What to produce: Your answer must repeat all of the entries word for word, without any images.

BEGIN Task data

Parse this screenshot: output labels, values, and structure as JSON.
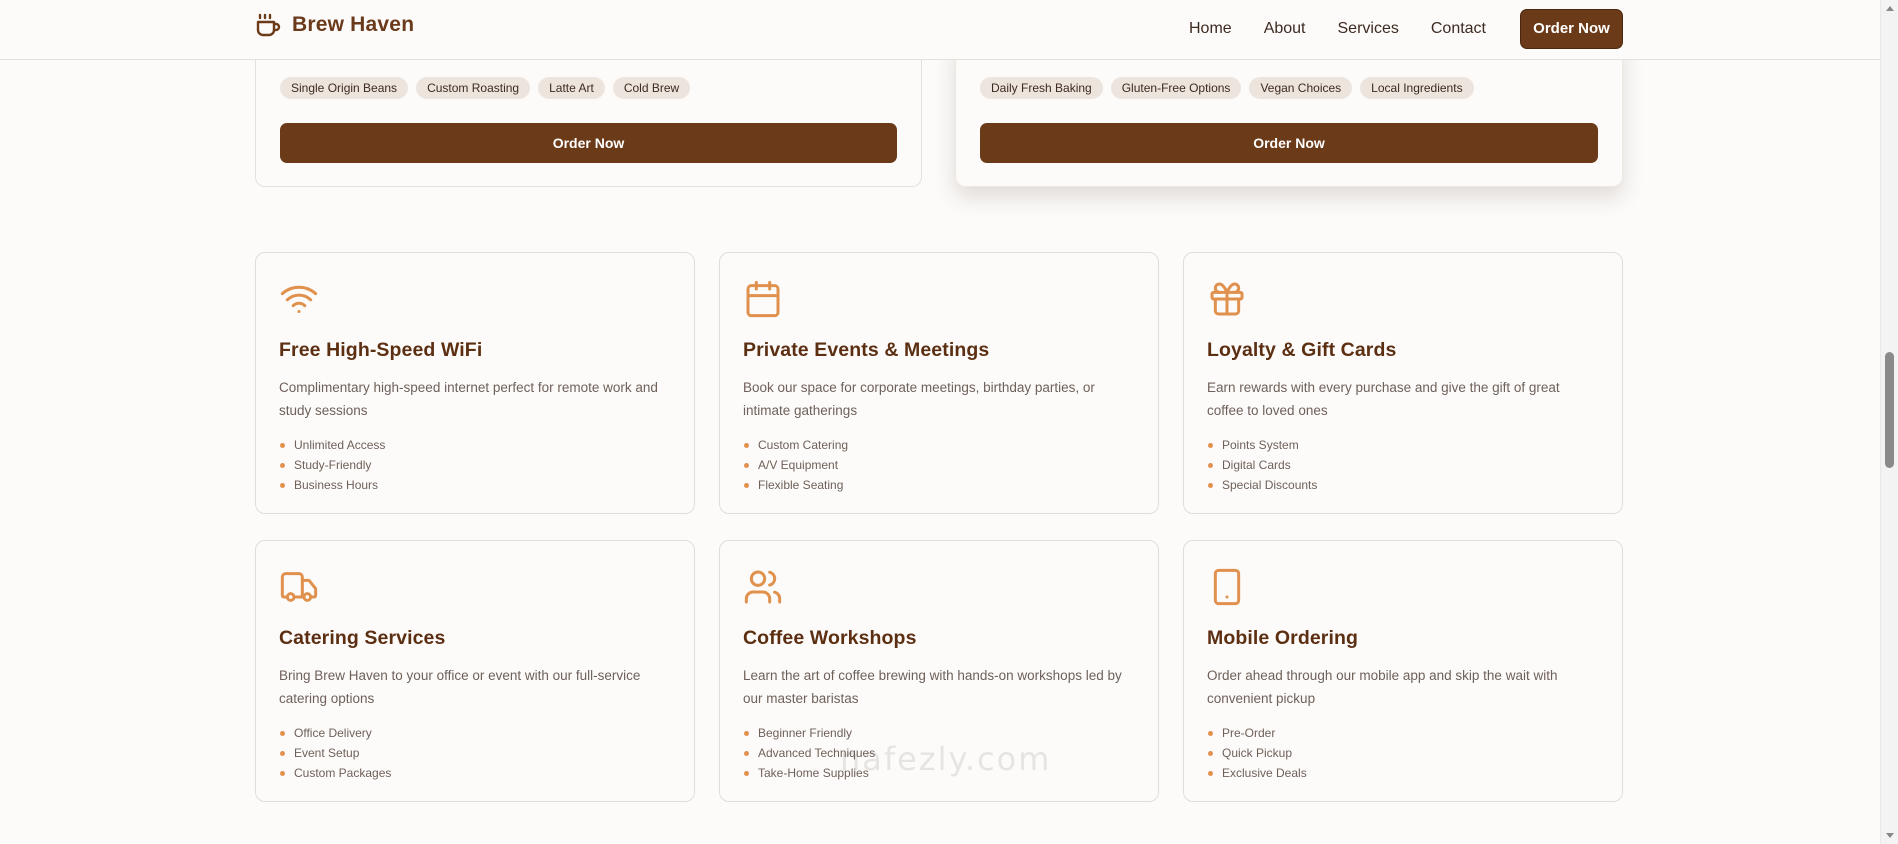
{
  "brand": {
    "name": "Brew Haven",
    "icon": "coffee-cup-icon"
  },
  "nav": {
    "links": [
      "Home",
      "About",
      "Services",
      "Contact"
    ],
    "cta": "Order Now"
  },
  "products": [
    {
      "tags": [
        "Single Origin Beans",
        "Custom Roasting",
        "Latte Art",
        "Cold Brew"
      ],
      "button": "Order Now"
    },
    {
      "tags": [
        "Daily Fresh Baking",
        "Gluten-Free Options",
        "Vegan Choices",
        "Local Ingredients"
      ],
      "button": "Order Now"
    }
  ],
  "services": [
    {
      "icon": "wifi-icon",
      "title": "Free High-Speed WiFi",
      "description": "Complimentary high-speed internet perfect for remote work and study sessions",
      "features": [
        "Unlimited Access",
        "Study-Friendly",
        "Business Hours"
      ]
    },
    {
      "icon": "calendar-icon",
      "title": "Private Events & Meetings",
      "description": "Book our space for corporate meetings, birthday parties, or intimate gatherings",
      "features": [
        "Custom Catering",
        "A/V Equipment",
        "Flexible Seating"
      ]
    },
    {
      "icon": "gift-icon",
      "title": "Loyalty & Gift Cards",
      "description": "Earn rewards with every purchase and give the gift of great coffee to loved ones",
      "features": [
        "Points System",
        "Digital Cards",
        "Special Discounts"
      ]
    },
    {
      "icon": "truck-icon",
      "title": "Catering Services",
      "description": "Bring Brew Haven to your office or event with our full-service catering options",
      "features": [
        "Office Delivery",
        "Event Setup",
        "Custom Packages"
      ]
    },
    {
      "icon": "users-icon",
      "title": "Coffee Workshops",
      "description": "Learn the art of coffee brewing with hands-on workshops led by our master baristas",
      "features": [
        "Beginner Friendly",
        "Advanced Techniques",
        "Take-Home Supplies"
      ]
    },
    {
      "icon": "smartphone-icon",
      "title": "Mobile Ordering",
      "description": "Order ahead through our mobile app and skip the wait with convenient pickup",
      "features": [
        "Pre-Order",
        "Quick Pickup",
        "Exclusive Deals"
      ]
    }
  ],
  "watermark": "nafezly.com",
  "colors": {
    "primary": "#6b3a18",
    "accent": "#e0914d",
    "heading": "#5c2f12",
    "background": "#fcfbfa"
  }
}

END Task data

Answer:
Parse this screenshot: output labels, values, and structure as JSON.
{
  "brand": {
    "name": "Brew Haven",
    "icon": "coffee-cup-icon"
  },
  "nav": {
    "links": [
      "Home",
      "About",
      "Services",
      "Contact"
    ],
    "cta": "Order Now"
  },
  "products": [
    {
      "tags": [
        "Single Origin Beans",
        "Custom Roasting",
        "Latte Art",
        "Cold Brew"
      ],
      "button": "Order Now"
    },
    {
      "tags": [
        "Daily Fresh Baking",
        "Gluten-Free Options",
        "Vegan Choices",
        "Local Ingredients"
      ],
      "button": "Order Now"
    }
  ],
  "services": [
    {
      "icon": "wifi-icon",
      "title": "Free High-Speed WiFi",
      "description": "Complimentary high-speed internet perfect for remote work and study sessions",
      "features": [
        "Unlimited Access",
        "Study-Friendly",
        "Business Hours"
      ]
    },
    {
      "icon": "calendar-icon",
      "title": "Private Events & Meetings",
      "description": "Book our space for corporate meetings, birthday parties, or intimate gatherings",
      "features": [
        "Custom Catering",
        "A/V Equipment",
        "Flexible Seating"
      ]
    },
    {
      "icon": "gift-icon",
      "title": "Loyalty & Gift Cards",
      "description": "Earn rewards with every purchase and give the gift of great coffee to loved ones",
      "features": [
        "Points System",
        "Digital Cards",
        "Special Discounts"
      ]
    },
    {
      "icon": "truck-icon",
      "title": "Catering Services",
      "description": "Bring Brew Haven to your office or event with our full-service catering options",
      "features": [
        "Office Delivery",
        "Event Setup",
        "Custom Packages"
      ]
    },
    {
      "icon": "users-icon",
      "title": "Coffee Workshops",
      "description": "Learn the art of coffee brewing with hands-on workshops led by our master baristas",
      "features": [
        "Beginner Friendly",
        "Advanced Techniques",
        "Take-Home Supplies"
      ]
    },
    {
      "icon": "smartphone-icon",
      "title": "Mobile Ordering",
      "description": "Order ahead through our mobile app and skip the wait with convenient pickup",
      "features": [
        "Pre-Order",
        "Quick Pickup",
        "Exclusive Deals"
      ]
    }
  ],
  "watermark": "nafezly.com",
  "colors": {
    "primary": "#6b3a18",
    "accent": "#e0914d",
    "heading": "#5c2f12",
    "background": "#fcfbfa"
  }
}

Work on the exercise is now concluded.